5 Reasons you’re waking up after 5 hours of sleep
Do you try your best to get more than 5 hours sleep, but lose the battle most nights?
It can be frustrating to go to bed with the best of intentions (read: get the recommended 7-9 hours of sleep), but somehow you find yourself always waking up before you even hit the 6-hour mark.
So why do you wake up after only 5 hours of sleep a night?
5 things waking you up after only 5 hours of sleep
What’s pulling you out of your shut-eye too early in the night? Take a look!
Insomnia not only makes it a struggle to fall asleep, but it also wakes you up too early, disrupting your sleeping patterns. Don’t leave it untreated. Insomnia can lead to some serious health problems, like diabetes, high blood pressure, and heart disease.
Going to bed too early
Going to bed too early can throw your sleep-wake cycle (known as your circadian rhythm) out of sync. While everyone’s sleep requirements are different, most of us need between 7-9 hours of sleep each night. If you go to bed too early and wake up too early, it can start a domino effect and throw your body clock out of rhythm.
Circadian rhythm out of sync
Going to bed too early is not the only thing that can disrupt your circadian rhythm. Your lifestyle could be to blame too. Are these behaviours affecting your sleep-wake cycle?
- Not getting enough sunlight exposure
- Watching TV or using your mobile phone before bed
- Not getting enough exercise
- Eating late at night
Dealing with stress
Stress could be why you wake up after only 5 hours. Stress causes a rise in cortisol. When cortisol levels skyrocket in your sleep, it can wake you up.
Difficulty falling and staying asleep can be caused by symptoms associated with stress, such as:
- Your mind racing and struggling to quiet down
- Having a rapid heart rate
- Digestive distress caused by stress
- Feeling restless and sweaty
Low blood sugar levels
When blood sugar levels drop in your sleep, it causes a spike in cortisol (which, as we’ve mentioned above, can wake you up). If you consistently wake up around the same times, it could be because your blood sugar levels usually drop around that time.
Speak to your doctor if you suspect your blood sugar might be to blame.
It is easier than ever to become overstimulated. Clutter scattered around your room, as well as lights from digital devices, a noisy environment, and a mind that won’t quiet down, can make you feel overstimulated and overwhelmed.
You want to go to bed and wake up in a peaceful environment that won’t leave you feeling overstimulated.
How do you survive on 5 hours of sleep?
You can survive on only 5 hours of sleep.
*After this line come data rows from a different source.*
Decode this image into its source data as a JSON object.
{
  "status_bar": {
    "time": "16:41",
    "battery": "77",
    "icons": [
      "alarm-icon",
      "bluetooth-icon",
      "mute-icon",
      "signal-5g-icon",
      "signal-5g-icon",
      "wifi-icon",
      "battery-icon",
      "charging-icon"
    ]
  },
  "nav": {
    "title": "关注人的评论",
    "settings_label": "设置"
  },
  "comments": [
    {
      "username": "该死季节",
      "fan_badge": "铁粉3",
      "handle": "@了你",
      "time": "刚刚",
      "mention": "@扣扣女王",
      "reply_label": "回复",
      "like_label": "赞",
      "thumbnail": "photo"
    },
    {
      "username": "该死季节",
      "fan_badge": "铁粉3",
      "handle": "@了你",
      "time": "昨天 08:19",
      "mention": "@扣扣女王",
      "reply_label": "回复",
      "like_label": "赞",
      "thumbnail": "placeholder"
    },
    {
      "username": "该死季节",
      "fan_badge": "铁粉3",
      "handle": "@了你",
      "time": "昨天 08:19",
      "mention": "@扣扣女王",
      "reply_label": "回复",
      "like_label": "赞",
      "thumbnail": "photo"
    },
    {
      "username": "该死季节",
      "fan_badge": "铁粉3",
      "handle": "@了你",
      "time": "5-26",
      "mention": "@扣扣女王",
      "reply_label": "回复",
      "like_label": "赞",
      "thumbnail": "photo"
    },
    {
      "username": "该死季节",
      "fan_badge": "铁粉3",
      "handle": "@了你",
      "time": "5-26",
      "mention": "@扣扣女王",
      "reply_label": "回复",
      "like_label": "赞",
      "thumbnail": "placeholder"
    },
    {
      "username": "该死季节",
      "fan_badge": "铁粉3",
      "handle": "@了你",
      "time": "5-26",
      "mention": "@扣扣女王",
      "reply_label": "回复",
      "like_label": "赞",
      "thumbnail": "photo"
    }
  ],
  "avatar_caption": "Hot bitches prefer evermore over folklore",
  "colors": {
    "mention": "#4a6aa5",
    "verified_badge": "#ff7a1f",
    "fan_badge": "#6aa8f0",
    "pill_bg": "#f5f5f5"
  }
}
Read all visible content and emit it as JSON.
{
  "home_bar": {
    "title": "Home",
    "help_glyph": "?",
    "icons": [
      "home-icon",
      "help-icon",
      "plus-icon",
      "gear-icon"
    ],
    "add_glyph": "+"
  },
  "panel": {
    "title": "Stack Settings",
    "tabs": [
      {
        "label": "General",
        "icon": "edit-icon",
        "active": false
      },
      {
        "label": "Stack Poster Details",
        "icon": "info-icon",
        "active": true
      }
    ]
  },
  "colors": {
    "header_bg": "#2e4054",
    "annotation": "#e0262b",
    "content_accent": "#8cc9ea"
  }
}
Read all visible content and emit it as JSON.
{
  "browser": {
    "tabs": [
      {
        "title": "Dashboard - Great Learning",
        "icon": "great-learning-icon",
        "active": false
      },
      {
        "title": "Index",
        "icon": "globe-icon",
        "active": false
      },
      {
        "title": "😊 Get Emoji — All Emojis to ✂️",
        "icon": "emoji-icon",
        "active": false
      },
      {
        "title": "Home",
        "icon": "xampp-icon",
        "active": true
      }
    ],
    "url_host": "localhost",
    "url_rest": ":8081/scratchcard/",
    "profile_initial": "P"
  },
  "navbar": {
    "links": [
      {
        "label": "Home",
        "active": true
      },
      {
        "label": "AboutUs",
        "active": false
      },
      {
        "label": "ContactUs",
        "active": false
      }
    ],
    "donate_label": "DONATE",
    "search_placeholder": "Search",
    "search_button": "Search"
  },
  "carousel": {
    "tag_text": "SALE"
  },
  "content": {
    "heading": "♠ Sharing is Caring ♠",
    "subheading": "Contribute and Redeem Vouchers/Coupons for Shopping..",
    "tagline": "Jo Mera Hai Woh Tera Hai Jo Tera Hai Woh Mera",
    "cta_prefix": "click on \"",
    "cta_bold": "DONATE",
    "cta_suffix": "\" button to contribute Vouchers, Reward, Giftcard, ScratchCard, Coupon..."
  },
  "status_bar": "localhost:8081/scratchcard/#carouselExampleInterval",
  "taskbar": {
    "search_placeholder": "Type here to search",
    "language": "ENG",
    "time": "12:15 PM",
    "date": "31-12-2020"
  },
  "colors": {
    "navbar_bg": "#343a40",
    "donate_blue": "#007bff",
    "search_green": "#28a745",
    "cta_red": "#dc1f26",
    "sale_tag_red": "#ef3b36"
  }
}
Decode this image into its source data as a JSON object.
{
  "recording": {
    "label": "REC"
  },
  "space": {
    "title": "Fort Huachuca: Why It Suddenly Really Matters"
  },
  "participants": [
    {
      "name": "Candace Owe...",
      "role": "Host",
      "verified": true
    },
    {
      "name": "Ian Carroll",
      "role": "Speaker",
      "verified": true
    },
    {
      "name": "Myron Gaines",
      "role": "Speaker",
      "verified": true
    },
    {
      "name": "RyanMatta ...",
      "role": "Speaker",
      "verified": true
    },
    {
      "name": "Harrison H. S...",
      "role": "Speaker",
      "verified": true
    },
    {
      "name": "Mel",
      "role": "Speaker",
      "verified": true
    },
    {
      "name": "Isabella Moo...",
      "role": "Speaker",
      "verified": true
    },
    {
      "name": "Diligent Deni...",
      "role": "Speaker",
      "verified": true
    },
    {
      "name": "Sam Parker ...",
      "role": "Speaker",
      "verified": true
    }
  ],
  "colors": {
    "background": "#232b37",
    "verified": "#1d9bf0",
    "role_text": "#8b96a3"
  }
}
But surviving and thriving are two different things.
Many people believe that 5 hours of sleep is enough for them. You can wake up and feel like you can power through the day. You can complete everything on your to-do list and successfully reach the end of the day after only 5 hours of sleep.
But even if you aren’t falling asleep at work or feel like a zombie during the day, there might be side effects of waking up after only sleeping for 5 hours that you’re not aware of, such as:
- Hormone disruption, especially ghrelin (your hunger hormone), human growth hormone, cortisol and insulin
- An increase in your appetite, which you might overlook because you’ve been sleep-deprived for a long time
- Impaired memory (maybe you aren’t a forgetful person, perhaps you’re just sleep-deprived)
- Accelerated ageing
Signs you aren’t getting enough sleep
Here are some signs to look out for to see if you’re not getting enough sleep:
- You wake up feeling tired and exhausted.
- You have more food cravings because sleep deprivation spikes levels of ghrelin.
- You’re feeling more anxious than usual.
- You’ve been feeling a little moody.
- You feel the need to nap every day.
Moving from 5 to 6 hours of sleep will already make a big difference in improving your health.
If you snooze, you don’t lose. Sleeping enough and improving your sleep quality are arguably the best things you can do for your wellness.